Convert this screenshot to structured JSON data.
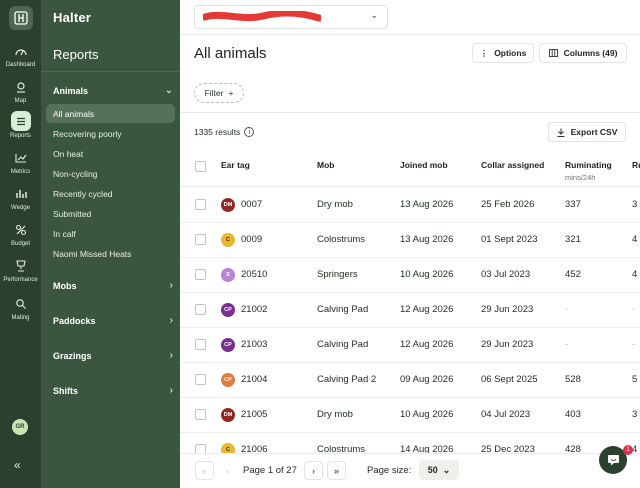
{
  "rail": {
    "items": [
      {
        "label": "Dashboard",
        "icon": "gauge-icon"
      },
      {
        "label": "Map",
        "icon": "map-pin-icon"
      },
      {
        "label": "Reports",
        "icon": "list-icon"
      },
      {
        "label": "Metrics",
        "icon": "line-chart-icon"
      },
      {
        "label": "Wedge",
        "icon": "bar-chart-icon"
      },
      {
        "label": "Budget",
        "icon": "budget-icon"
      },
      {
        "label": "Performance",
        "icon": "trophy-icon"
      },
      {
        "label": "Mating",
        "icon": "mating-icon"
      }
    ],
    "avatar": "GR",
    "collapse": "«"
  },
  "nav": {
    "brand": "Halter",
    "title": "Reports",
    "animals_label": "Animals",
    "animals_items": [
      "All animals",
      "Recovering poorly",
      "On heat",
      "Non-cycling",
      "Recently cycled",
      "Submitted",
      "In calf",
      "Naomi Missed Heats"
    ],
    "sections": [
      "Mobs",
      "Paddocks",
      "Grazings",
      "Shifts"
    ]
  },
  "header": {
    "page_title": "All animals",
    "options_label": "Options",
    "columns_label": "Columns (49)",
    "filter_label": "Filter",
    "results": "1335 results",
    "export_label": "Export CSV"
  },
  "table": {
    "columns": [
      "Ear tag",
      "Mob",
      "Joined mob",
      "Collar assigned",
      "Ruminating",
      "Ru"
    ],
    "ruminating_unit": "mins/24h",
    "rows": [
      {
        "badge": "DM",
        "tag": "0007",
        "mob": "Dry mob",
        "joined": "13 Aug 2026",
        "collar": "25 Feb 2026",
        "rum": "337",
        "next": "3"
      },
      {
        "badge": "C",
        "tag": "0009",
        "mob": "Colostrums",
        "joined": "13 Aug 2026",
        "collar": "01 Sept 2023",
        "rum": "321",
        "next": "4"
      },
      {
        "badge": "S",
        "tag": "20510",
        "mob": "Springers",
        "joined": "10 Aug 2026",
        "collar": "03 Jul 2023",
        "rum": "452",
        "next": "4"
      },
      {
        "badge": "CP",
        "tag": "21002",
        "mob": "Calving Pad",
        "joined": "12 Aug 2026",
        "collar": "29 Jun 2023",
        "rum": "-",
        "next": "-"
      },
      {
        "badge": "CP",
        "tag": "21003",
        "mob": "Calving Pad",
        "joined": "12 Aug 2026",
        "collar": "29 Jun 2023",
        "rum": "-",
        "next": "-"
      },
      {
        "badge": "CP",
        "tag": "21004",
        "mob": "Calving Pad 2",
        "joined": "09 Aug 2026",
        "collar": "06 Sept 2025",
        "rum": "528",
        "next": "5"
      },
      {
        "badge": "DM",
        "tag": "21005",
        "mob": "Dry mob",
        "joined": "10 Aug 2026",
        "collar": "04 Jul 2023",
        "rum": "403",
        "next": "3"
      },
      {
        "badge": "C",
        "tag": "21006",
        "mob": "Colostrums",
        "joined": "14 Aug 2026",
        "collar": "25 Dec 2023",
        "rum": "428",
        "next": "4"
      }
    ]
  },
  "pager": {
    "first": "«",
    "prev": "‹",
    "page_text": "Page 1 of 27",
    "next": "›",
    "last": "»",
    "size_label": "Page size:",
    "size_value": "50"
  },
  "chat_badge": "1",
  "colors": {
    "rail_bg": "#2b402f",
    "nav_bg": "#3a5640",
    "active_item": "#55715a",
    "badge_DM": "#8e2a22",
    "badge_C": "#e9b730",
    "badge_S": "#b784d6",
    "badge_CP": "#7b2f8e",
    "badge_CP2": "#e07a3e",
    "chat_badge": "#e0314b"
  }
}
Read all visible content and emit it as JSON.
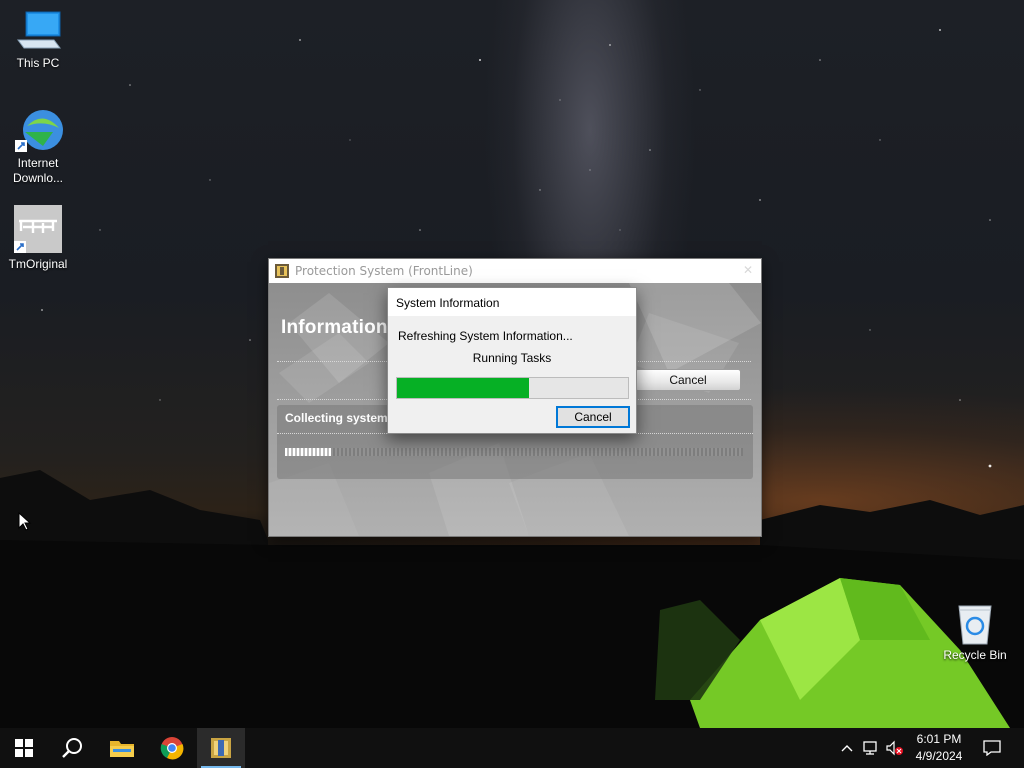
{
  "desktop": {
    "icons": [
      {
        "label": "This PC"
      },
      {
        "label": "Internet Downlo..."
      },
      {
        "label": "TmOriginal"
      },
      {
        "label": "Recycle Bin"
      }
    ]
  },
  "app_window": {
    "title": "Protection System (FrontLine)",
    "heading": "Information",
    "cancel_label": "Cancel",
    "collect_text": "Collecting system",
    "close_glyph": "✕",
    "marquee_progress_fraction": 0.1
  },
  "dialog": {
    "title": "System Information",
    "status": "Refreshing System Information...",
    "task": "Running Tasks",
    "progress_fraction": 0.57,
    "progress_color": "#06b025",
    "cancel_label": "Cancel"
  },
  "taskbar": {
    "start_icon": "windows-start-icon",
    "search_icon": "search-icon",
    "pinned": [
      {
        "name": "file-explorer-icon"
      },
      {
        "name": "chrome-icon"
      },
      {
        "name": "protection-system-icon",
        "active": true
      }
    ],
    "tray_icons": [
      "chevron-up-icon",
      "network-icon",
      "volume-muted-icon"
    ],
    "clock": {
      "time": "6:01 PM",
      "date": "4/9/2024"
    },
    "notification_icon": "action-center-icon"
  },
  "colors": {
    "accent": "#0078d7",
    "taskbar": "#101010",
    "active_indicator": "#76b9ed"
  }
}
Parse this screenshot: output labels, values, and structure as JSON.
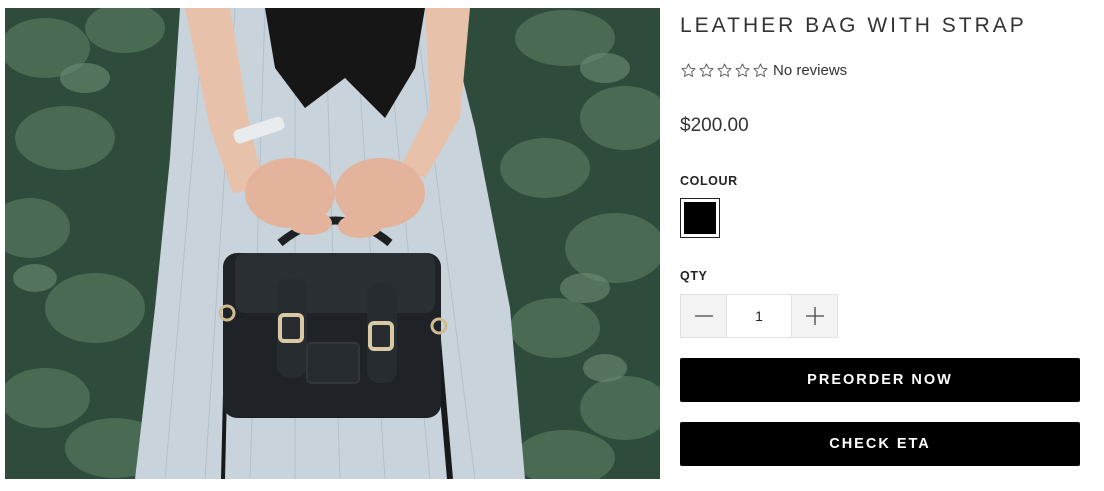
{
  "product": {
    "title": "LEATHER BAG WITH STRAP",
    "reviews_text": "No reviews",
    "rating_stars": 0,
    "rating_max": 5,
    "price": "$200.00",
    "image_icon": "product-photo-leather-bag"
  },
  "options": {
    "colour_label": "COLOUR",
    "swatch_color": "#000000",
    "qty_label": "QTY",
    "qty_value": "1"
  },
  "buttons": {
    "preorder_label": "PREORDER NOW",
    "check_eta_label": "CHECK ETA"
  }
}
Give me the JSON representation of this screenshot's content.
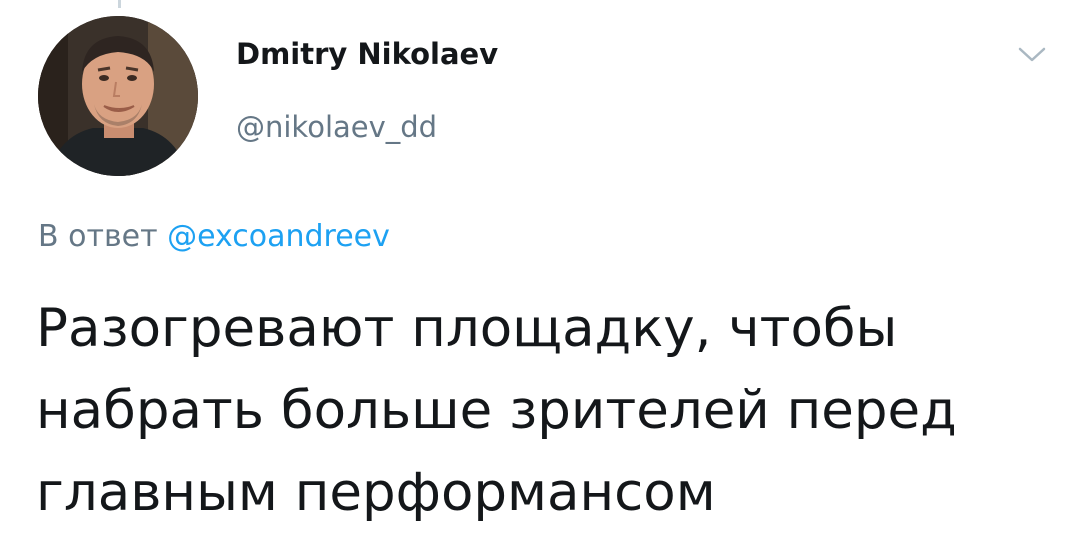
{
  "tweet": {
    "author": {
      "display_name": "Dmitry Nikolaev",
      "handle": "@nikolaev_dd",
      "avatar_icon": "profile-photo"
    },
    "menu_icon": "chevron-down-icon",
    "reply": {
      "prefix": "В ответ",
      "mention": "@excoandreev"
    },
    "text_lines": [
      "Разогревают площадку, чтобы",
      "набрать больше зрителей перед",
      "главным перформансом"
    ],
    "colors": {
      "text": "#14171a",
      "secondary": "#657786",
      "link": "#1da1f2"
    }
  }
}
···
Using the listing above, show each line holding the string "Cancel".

    "cancel_label": "Cancel",
    "cancel_label": "Cancel"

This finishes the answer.